To Manuel Maqueda, founder of the Plastic Kills campaign and the Plastic Pollution Coalition, a day of reckoning long in the making has finally arrived.

“The fact that humans have chosen a material that the planet cannot digest — that we’ve chosen to design things so that their sole purpose is to become garbage… struck me as such an invisible and large problem I decided to turn my eyes to it and I promised myself that I was going to do something about it,” he says. 

Maqueda, author of the upcoming book The Meaning Economy: How Meaning is Transforming Our Economy and Our Future, teaches social entrepreneurship and innovation at the University of California, Berkeley. He says the decline of plastic is a powerful moment in many ways: It’s a unique opportunity for entrepreneurship, innovation and creativity. But it’s also indicative of a larger trend, he says.

“People are realizing we don’t need to make compromises; we can have an economy that brings abundance to people while nurturing life,” he says.  
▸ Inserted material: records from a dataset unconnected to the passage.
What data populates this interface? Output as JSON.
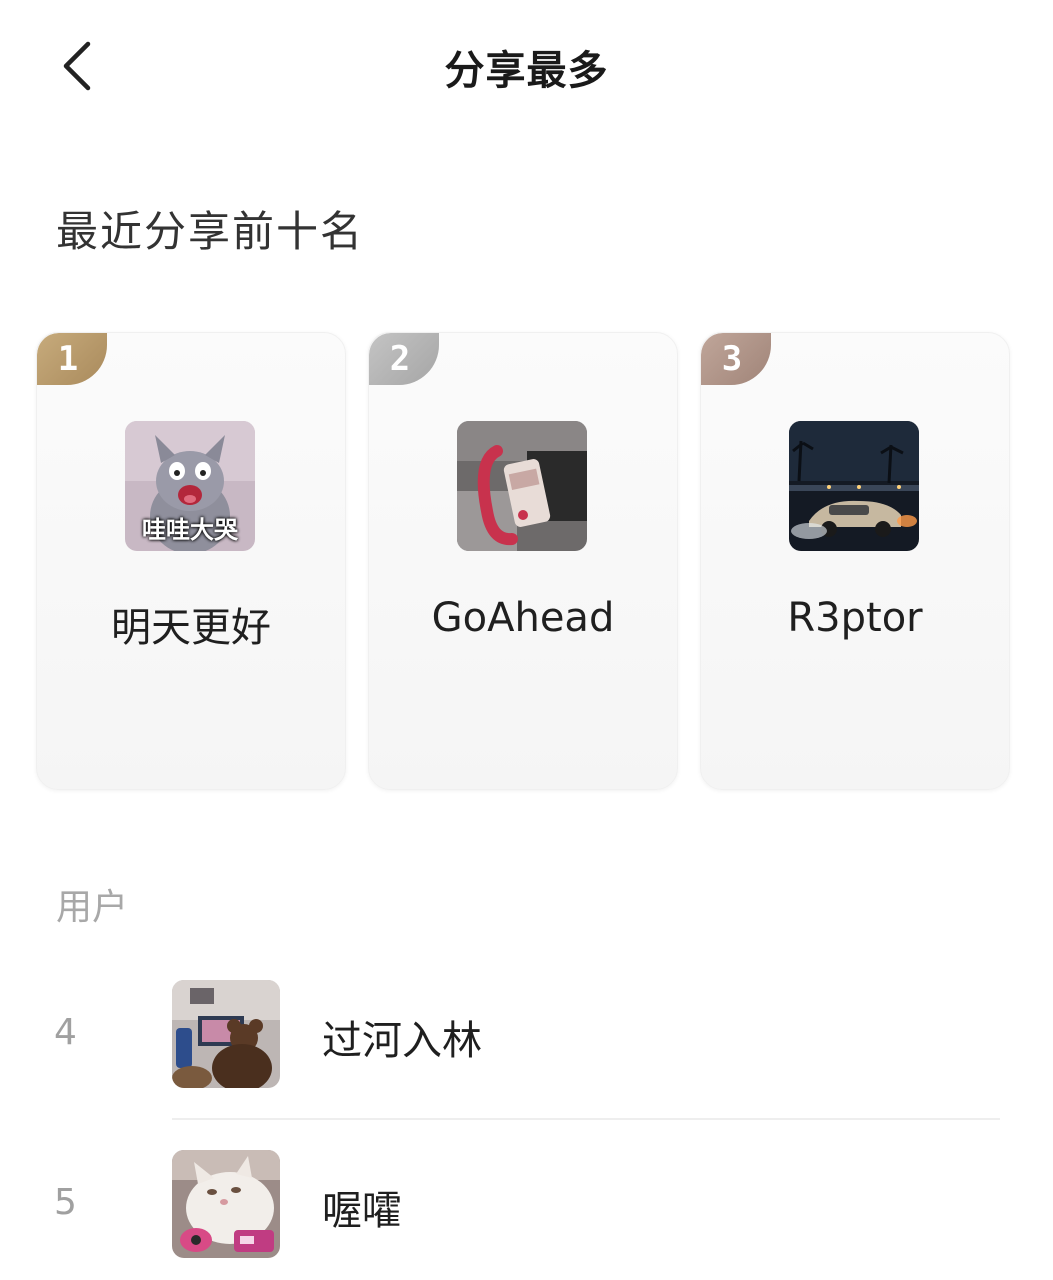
{
  "header": {
    "title": "分享最多",
    "back_icon": "chevron-left-icon"
  },
  "section_title": "最近分享前十名",
  "podium": [
    {
      "rank": "1",
      "name": "明天更好",
      "badge_color": "#b89b6e",
      "avatar_caption": "哇哇大哭",
      "avatar_icon": "cartoon-cat-crying"
    },
    {
      "rank": "2",
      "name": "GoAhead",
      "badge_color": "#b8b8b8",
      "avatar_icon": "red-phone-photo"
    },
    {
      "rank": "3",
      "name": "R3ptor",
      "badge_color": "#b39b90",
      "avatar_icon": "night-car-photo"
    }
  ],
  "list": {
    "header": "用户",
    "rows": [
      {
        "rank": "4",
        "name": "过河入林",
        "avatar_icon": "teddy-bear-photo"
      },
      {
        "rank": "5",
        "name": "喔嚯",
        "avatar_icon": "white-cat-photo"
      }
    ]
  },
  "colors": {
    "gold": "#b89b6e",
    "silver": "#b8b8b8",
    "bronze": "#b39b90",
    "muted_text": "#a8a8a8"
  }
}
Studies have found that at least 60 percent of the public is willing to pay more for a product that is environmentally or socially sustainable, said Maqueda. “The best thing about this change is that it’s being supported in a 360-degree manner not just by entrepreneurs but by investors and citizens,” he says. “Everybody is getting behind this.”

That includes Houston middle-schoolers Lila and Caolin, who are finding new ways around the constraints placed on their activism. Faced with opponents who argued that banning plastics would cost jobs, Lila and Caolin teamed up with a former refugee Afghan artisan, Khatera Khorushan, through The Community Cloth to create a micro-enterprise selling reusable designer bags — all made with “upcycled” materials destined for the landfill.

Like Lila and Caolin, Megan Dye has found that many people are eager to cut back on their consumption. “I’ve found Zero Waste strategies that I could use every day that are easy and in a lot of ways an upgrade to our standard of living,” she said. “Houstonians lead very fast-paced lives so I want to create a supportive environment that makes waste reduction quick and easy. Each citizen has the power to make a difference; we just need to be given the tools to make good decisions.”


Tracy L. Barnett is an independent writer based in Guadalajara. She aspires to a zero-waste lifestyle but hasn't yet found a substitute for Rancheritos.